I don’t think there is an easy recipe. I became a mother when I was 39, so my career was already established. I can’t imagine how hard it would be for a young mathematician — for a postdoc, it must be very hard. My son, who is almost 3, does not like me to work. If I need to work at home, I try to get him very tired, so he has a very long nap, and then I get maybe two and a half hours of work. But it’s hard, and it really does impact the research. I don’t work on mathematics as much as I used to. But that’s OK. It’s a different period of life.
Becoming a mother made me realize how deep the gender gap goes, how having children affects men and women differently. I’ve seen male colleagues who are back at the institute working, going to seminars, the same week that their children were born. I couldn’t think of doing this.
The first few months of motherhood were very intense for me, and not necessarily in a good way. So I not only didn’t have time, I didn’t have the energy to put myself in the necessary creative mindset. At times I missed math during this period. And I was happy at one point to have to make changes to a paper that had been refereed — it was a good escape. But it was difficult to work, and still, looking back, I probably did more work than I should have.
In terms of bridging the gender gap, do you worry at all that meetings for women in mathematics, such as the (WM)2, are perpetuating the segregation and the isolation?

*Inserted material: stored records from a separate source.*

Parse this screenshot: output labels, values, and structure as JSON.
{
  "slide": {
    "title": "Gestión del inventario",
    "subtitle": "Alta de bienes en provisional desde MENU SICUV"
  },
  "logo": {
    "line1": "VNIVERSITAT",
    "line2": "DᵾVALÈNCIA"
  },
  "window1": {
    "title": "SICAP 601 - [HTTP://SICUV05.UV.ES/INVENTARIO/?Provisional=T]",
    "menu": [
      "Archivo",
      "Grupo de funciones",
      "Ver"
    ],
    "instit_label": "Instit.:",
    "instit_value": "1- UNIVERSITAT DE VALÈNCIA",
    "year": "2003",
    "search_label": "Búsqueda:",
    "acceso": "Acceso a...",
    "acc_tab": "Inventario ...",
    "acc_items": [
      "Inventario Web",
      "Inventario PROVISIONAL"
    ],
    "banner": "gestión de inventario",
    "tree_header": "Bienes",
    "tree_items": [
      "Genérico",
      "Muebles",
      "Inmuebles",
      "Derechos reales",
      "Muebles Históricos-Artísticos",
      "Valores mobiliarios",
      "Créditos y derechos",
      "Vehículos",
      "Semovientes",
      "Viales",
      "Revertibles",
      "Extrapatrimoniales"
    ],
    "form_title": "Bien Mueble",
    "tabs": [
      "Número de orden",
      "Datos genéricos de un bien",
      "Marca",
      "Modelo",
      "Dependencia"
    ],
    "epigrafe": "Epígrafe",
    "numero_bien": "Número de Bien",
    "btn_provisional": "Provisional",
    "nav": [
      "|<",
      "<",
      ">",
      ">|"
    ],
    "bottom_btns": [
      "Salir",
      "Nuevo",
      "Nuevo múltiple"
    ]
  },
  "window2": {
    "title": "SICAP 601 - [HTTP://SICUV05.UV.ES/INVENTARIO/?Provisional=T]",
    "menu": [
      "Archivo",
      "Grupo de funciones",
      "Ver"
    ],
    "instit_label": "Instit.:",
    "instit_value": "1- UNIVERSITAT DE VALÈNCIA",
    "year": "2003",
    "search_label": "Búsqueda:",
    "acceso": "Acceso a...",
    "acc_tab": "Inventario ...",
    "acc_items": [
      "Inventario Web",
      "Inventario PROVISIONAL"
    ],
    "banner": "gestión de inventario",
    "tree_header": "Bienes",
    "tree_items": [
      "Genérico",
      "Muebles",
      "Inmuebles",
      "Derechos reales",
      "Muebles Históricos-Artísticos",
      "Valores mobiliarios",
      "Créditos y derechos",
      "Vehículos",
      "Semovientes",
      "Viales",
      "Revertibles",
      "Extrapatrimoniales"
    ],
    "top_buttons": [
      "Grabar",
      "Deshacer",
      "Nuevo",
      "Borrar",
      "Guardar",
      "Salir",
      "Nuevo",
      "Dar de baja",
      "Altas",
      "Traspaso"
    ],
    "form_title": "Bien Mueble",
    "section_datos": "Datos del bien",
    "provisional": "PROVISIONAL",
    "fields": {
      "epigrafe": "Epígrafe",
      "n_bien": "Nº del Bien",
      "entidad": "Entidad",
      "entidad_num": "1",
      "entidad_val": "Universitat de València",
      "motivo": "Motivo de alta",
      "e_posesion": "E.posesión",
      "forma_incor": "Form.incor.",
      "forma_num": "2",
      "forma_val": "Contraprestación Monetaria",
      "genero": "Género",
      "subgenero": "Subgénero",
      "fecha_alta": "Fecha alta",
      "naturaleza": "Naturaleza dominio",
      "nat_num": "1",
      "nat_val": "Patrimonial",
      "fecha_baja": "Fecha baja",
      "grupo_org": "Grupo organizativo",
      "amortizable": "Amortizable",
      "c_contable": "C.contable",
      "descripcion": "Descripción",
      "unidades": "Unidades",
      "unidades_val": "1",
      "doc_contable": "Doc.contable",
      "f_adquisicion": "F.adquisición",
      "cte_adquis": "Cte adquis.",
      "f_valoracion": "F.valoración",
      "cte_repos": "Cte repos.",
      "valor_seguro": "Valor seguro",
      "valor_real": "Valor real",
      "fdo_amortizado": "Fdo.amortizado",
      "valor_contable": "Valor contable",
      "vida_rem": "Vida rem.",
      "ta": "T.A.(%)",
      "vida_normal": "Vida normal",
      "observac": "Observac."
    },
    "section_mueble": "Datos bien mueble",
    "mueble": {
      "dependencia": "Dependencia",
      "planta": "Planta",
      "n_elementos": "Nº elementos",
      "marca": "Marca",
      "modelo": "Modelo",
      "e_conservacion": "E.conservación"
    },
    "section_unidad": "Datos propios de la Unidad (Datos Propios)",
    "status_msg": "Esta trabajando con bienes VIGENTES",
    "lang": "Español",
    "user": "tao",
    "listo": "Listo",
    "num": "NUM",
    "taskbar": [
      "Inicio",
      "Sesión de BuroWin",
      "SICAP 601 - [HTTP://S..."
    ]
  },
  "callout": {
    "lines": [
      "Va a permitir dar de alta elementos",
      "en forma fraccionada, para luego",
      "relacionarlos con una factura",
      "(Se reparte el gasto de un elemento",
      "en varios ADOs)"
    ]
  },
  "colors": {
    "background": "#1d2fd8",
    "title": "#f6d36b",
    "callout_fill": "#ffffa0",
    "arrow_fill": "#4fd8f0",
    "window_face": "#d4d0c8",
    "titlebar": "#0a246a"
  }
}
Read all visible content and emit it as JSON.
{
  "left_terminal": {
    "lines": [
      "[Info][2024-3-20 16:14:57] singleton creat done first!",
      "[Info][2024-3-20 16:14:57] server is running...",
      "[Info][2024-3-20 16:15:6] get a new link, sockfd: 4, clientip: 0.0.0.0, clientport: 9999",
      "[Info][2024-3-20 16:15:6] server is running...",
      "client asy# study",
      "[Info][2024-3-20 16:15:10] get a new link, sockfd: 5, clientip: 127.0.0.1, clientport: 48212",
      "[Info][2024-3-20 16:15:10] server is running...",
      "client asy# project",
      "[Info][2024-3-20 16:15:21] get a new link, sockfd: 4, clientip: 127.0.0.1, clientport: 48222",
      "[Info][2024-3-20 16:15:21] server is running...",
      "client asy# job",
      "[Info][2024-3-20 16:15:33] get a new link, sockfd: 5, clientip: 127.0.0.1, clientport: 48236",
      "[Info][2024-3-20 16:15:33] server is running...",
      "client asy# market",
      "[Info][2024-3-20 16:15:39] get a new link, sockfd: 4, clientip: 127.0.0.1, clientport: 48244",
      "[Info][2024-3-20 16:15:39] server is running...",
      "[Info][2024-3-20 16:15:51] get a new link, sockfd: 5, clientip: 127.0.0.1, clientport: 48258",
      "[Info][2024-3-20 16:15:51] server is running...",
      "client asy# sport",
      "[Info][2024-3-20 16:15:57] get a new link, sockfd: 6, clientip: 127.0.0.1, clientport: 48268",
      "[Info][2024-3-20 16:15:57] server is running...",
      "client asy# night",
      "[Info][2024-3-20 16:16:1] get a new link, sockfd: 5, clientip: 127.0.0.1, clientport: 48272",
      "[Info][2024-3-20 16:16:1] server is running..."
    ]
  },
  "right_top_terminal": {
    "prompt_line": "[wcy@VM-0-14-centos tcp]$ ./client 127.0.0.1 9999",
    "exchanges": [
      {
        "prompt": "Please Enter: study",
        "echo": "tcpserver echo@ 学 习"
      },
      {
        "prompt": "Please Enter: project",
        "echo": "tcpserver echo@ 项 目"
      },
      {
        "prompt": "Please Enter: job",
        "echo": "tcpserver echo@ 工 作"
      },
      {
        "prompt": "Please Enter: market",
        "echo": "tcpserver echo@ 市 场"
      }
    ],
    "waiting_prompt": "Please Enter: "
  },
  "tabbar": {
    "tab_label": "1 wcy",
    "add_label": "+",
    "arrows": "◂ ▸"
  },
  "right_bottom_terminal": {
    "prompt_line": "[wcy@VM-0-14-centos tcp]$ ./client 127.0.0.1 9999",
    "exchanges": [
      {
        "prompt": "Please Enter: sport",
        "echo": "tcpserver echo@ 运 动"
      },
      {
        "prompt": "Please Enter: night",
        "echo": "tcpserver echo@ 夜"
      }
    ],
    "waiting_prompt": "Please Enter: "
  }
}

We are not solving the problem when we organize a meeting like this, of course. The main motivation for the meeting is just to be among ourselves. Men are among themselves all the time in the mathematical world. They don’t need to organize a meeting for men, because most meetings are mostly men. They are always with their peers.
The (WM)2 was very inspiring. It was really beautiful to see so many women looking around and identifying with each other. The important thing was that they understood that they were part of the community, that they were included.
Because otherwise, it is not so apparent. There is a photo of the opening ceremony of the ICM — I showed this picture at a roundtable I participated in recently. In the photo there are only men, except for one woman: there’s the president of the Brazilian Mathematical Society, the president of the IMU, the general secretary of the IMU, and the president of the organizing committee of the ICM, and all the Fields Medal winners and other prize winners. They are all men. The one woman in the photo is a representative from the bank that was the main sponsor of the event.
That picture, especially for a young woman, has a subliminal message that one must pay attention to. What kind of career is it when on the big stage at the biggest party of mathematics you only see men as protagonists? It’s a very strong message.
Siobhan Roberts is the author of Genius at Play: The Curious Mind of John Horton Conway. She writes for the “Elements” science blog at NewYorker.com, as well as Nautilus,The Walrus and Quanta.